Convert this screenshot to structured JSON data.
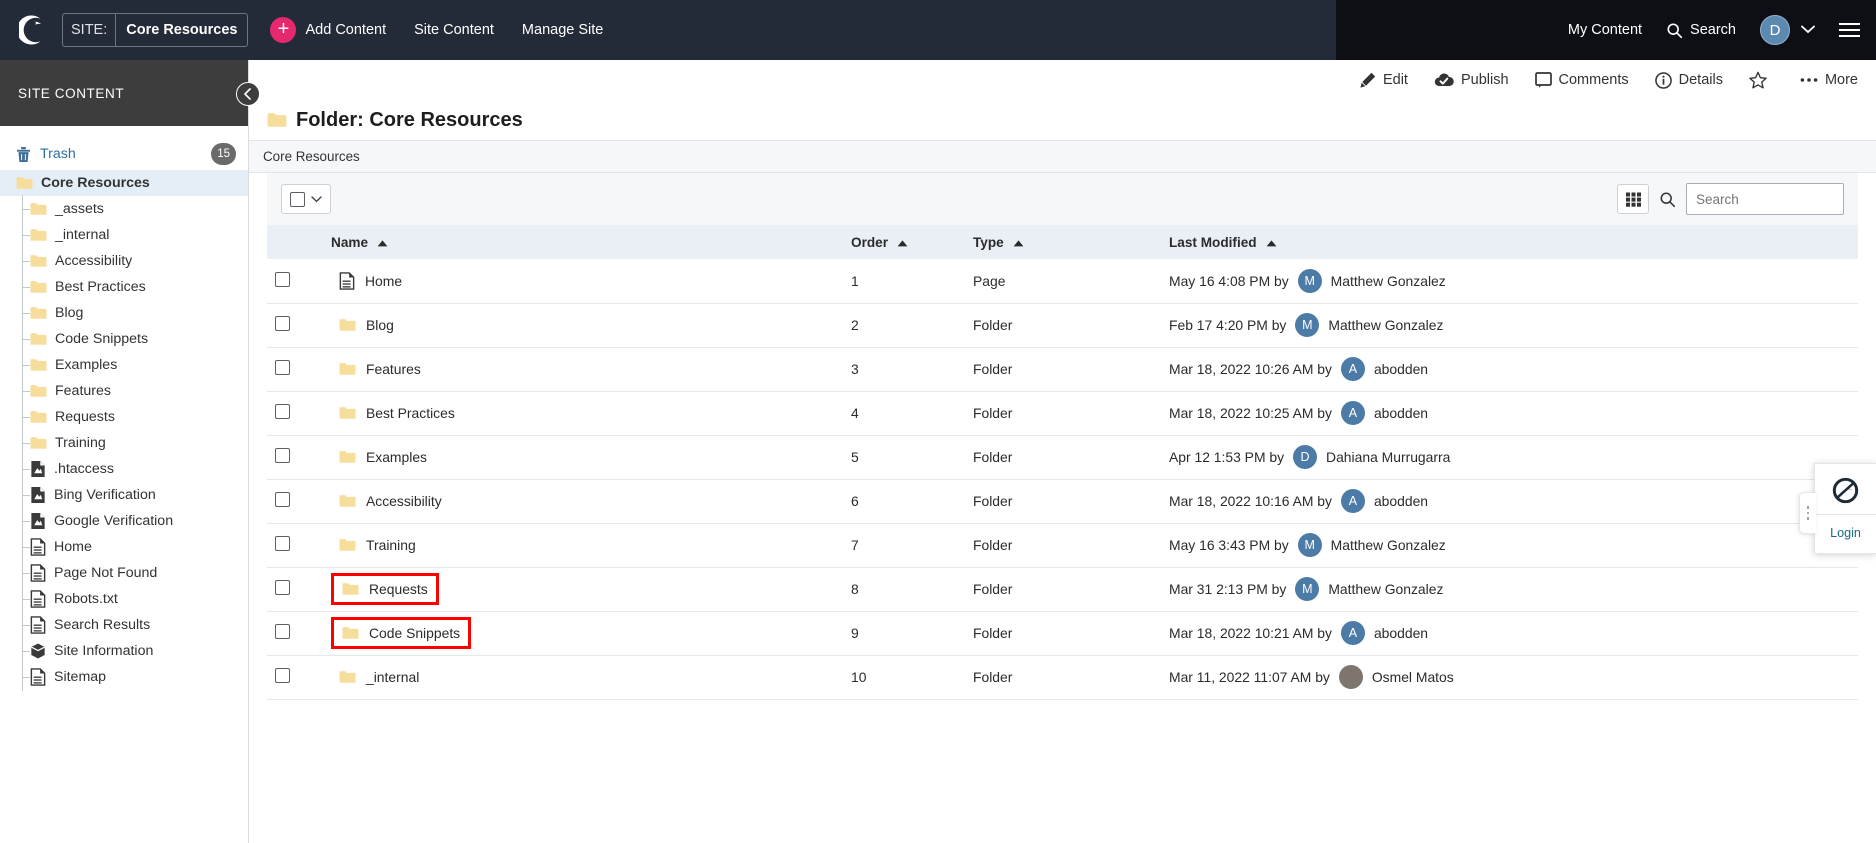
{
  "topbar": {
    "logo_icon": "cascade-moon-logo",
    "site_label": "SITE:",
    "site_value": "Core Resources",
    "add_content": "Add Content",
    "nav": [
      "Site Content",
      "Manage Site"
    ],
    "my_content": "My Content",
    "search": "Search",
    "avatar_initial": "D",
    "accent_color": "#e6286e",
    "bar_color": "#242b38"
  },
  "sidebar": {
    "header": "SITE CONTENT",
    "collapse_icon": "chevron-left-icon",
    "trash": {
      "label": "Trash",
      "count": "15",
      "icon": "trash-icon"
    },
    "tree": [
      {
        "label": "Core Resources",
        "icon": "folder-icon",
        "level": 0,
        "selected": true
      },
      {
        "label": "_assets",
        "icon": "folder-icon",
        "level": 1
      },
      {
        "label": "_internal",
        "icon": "folder-icon",
        "level": 1
      },
      {
        "label": "Accessibility",
        "icon": "folder-icon",
        "level": 1
      },
      {
        "label": "Best Practices",
        "icon": "folder-icon",
        "level": 1
      },
      {
        "label": "Blog",
        "icon": "folder-icon",
        "level": 1
      },
      {
        "label": "Code Snippets",
        "icon": "folder-icon",
        "level": 1
      },
      {
        "label": "Examples",
        "icon": "folder-icon",
        "level": 1
      },
      {
        "label": "Features",
        "icon": "folder-icon",
        "level": 1
      },
      {
        "label": "Requests",
        "icon": "folder-icon",
        "level": 1
      },
      {
        "label": "Training",
        "icon": "folder-icon",
        "level": 1
      },
      {
        "label": ".htaccess",
        "icon": "file-icon",
        "level": 1
      },
      {
        "label": "Bing Verification",
        "icon": "file-icon",
        "level": 1
      },
      {
        "label": "Google Verification",
        "icon": "file-icon",
        "level": 1
      },
      {
        "label": "Home",
        "icon": "page-icon",
        "level": 1
      },
      {
        "label": "Page Not Found",
        "icon": "page-icon",
        "level": 1
      },
      {
        "label": "Robots.txt",
        "icon": "page-icon",
        "level": 1
      },
      {
        "label": "Search Results",
        "icon": "page-icon",
        "level": 1
      },
      {
        "label": "Site Information",
        "icon": "block-icon",
        "level": 1
      },
      {
        "label": "Sitemap",
        "icon": "page-icon",
        "level": 1
      }
    ]
  },
  "actionbar": [
    {
      "label": "Edit",
      "icon": "pencil-icon"
    },
    {
      "label": "Publish",
      "icon": "cloud-check-icon"
    },
    {
      "label": "Comments",
      "icon": "comment-icon"
    },
    {
      "label": "Details",
      "icon": "info-circle-icon"
    },
    {
      "label": "",
      "icon": "star-icon"
    },
    {
      "label": "More",
      "icon": "ellipsis-icon"
    }
  ],
  "page": {
    "title": "Folder: Core Resources",
    "title_icon": "folder-icon",
    "breadcrumb": "Core Resources"
  },
  "table_toolbar": {
    "select_all_icon": "checkbox-icon",
    "select_dropdown_icon": "chevron-down-icon",
    "grid_view_icon": "grid-icon",
    "search_icon": "search-icon",
    "search_placeholder": "Search",
    "search_value": ""
  },
  "table": {
    "columns": [
      {
        "label": "Name",
        "sort": "asc"
      },
      {
        "label": "Order",
        "sort": "asc"
      },
      {
        "label": "Type",
        "sort": "asc"
      },
      {
        "label": "Last Modified",
        "sort": "asc"
      }
    ],
    "rows": [
      {
        "name": "Home",
        "icon": "page-icon",
        "order": "1",
        "type": "Page",
        "date": "May 16 4:08 PM by",
        "user": "Matthew Gonzalez",
        "initial": "M",
        "highlight": false
      },
      {
        "name": "Blog",
        "icon": "folder-icon",
        "order": "2",
        "type": "Folder",
        "date": "Feb 17 4:20 PM by",
        "user": "Matthew Gonzalez",
        "initial": "M",
        "highlight": false
      },
      {
        "name": "Features",
        "icon": "folder-icon",
        "order": "3",
        "type": "Folder",
        "date": "Mar 18, 2022 10:26 AM by",
        "user": "abodden",
        "initial": "A",
        "highlight": false
      },
      {
        "name": "Best Practices",
        "icon": "folder-icon",
        "order": "4",
        "type": "Folder",
        "date": "Mar 18, 2022 10:25 AM by",
        "user": "abodden",
        "initial": "A",
        "highlight": false
      },
      {
        "name": "Examples",
        "icon": "folder-icon",
        "order": "5",
        "type": "Folder",
        "date": "Apr 12 1:53 PM by",
        "user": "Dahiana Murrugarra",
        "initial": "D",
        "highlight": false
      },
      {
        "name": "Accessibility",
        "icon": "folder-icon",
        "order": "6",
        "type": "Folder",
        "date": "Mar 18, 2022 10:16 AM by",
        "user": "abodden",
        "initial": "A",
        "highlight": false
      },
      {
        "name": "Training",
        "icon": "folder-icon",
        "order": "7",
        "type": "Folder",
        "date": "May 16 3:43 PM by",
        "user": "Matthew Gonzalez",
        "initial": "M",
        "highlight": false
      },
      {
        "name": "Requests",
        "icon": "folder-icon",
        "order": "8",
        "type": "Folder",
        "date": "Mar 31 2:13 PM by",
        "user": "Matthew Gonzalez",
        "initial": "M",
        "highlight": true
      },
      {
        "name": "Code Snippets",
        "icon": "folder-icon",
        "order": "9",
        "type": "Folder",
        "date": "Mar 18, 2022 10:21 AM by",
        "user": "abodden",
        "initial": "A",
        "highlight": true
      },
      {
        "name": "_internal",
        "icon": "folder-icon",
        "order": "10",
        "type": "Folder",
        "date": "Mar 11, 2022 11:07 AM by",
        "user": "Osmel Matos",
        "initial": "",
        "highlight": false
      }
    ]
  },
  "float_widget": {
    "logo_icon": "circle-swoosh-logo",
    "login_label": "Login",
    "handle_icon": "drag-handle-icon"
  }
}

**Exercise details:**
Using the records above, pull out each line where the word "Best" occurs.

**Answer box:**
        "label": "Best Practices",
        "name": "Best Practices",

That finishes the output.